This is handy to know specially if you work with virtual machines. CentOS 6.x now uses udev to deal with all hardware devices. Udev managages hardware, including network interfaces, via .rules files which contain various attributes of a given piece of hardware that are used to match the device against a single device node each time it is connected to the system. When you move a virtual machine from one host to another, that copy has the original .rules files contained in it which will no longer match the new host (in terms of network connections, different MAC Address, UID, etc.). In the case of CentOS 6.x, the 70-persistent-net.rules file controls the network devices in the system and for what ever reason, CentOS 6.x does not update this file upon boot.

To force CentOS 6.x to detect the new settings, all you need to do is:

vi /etc/sysconfig/network-scripts/ifcfg-eth0

And remove the existing HWADDR line so that it won’t conflict with the new value written to the 70-persistent-net.rules file when you reboot the system. If there also exists a UID line, remove that as well.

Once you have saved the changes, all you need to do is to remove the existing 70-persistent-net.rules file by:

rm -f /etc/udev/rules.d/70-persistent-net.rules

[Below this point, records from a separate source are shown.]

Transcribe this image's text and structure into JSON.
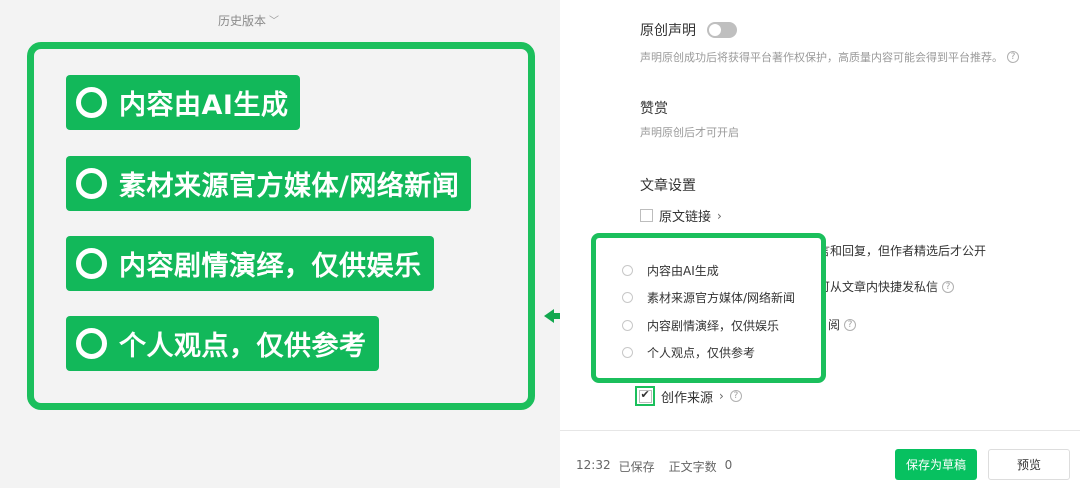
{
  "history": {
    "label": "历史版本"
  },
  "highlight_tags": [
    "内容由AI生成",
    "素材来源官方媒体/网络新闻",
    "内容剧情演绎，仅供娱乐",
    "个人观点，仅供参考"
  ],
  "original": {
    "title": "原创声明",
    "desc": "声明原创成功后将获得平台著作权保护，高质量内容可能会得到平台推荐。"
  },
  "reward": {
    "title": "赞赏",
    "desc": "声明原创后才可开启"
  },
  "article_settings": {
    "title": "文章设置",
    "source_link": "原文链接",
    "comment_partial": "言和回复，但作者精选后才公开",
    "message_partial": "可从文章内快捷发私信",
    "read_partial": "阅"
  },
  "popup": {
    "options": [
      "内容由AI生成",
      "素材来源官方媒体/网络新闻",
      "内容剧情演绎，仅供娱乐",
      "个人观点，仅供参考"
    ]
  },
  "creation_source": {
    "label": "创作来源",
    "checked": true
  },
  "footer": {
    "time": "12:32",
    "saved": "已保存",
    "word_count_label": "正文字数",
    "word_count": "0",
    "save_draft": "保存为草稿",
    "preview": "预览"
  },
  "colors": {
    "green": "#07c160",
    "tag_green": "#12b85a",
    "frame_green": "#1bbf5c"
  }
}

Restart the computer or virtual machine and check that you now have network connectivity.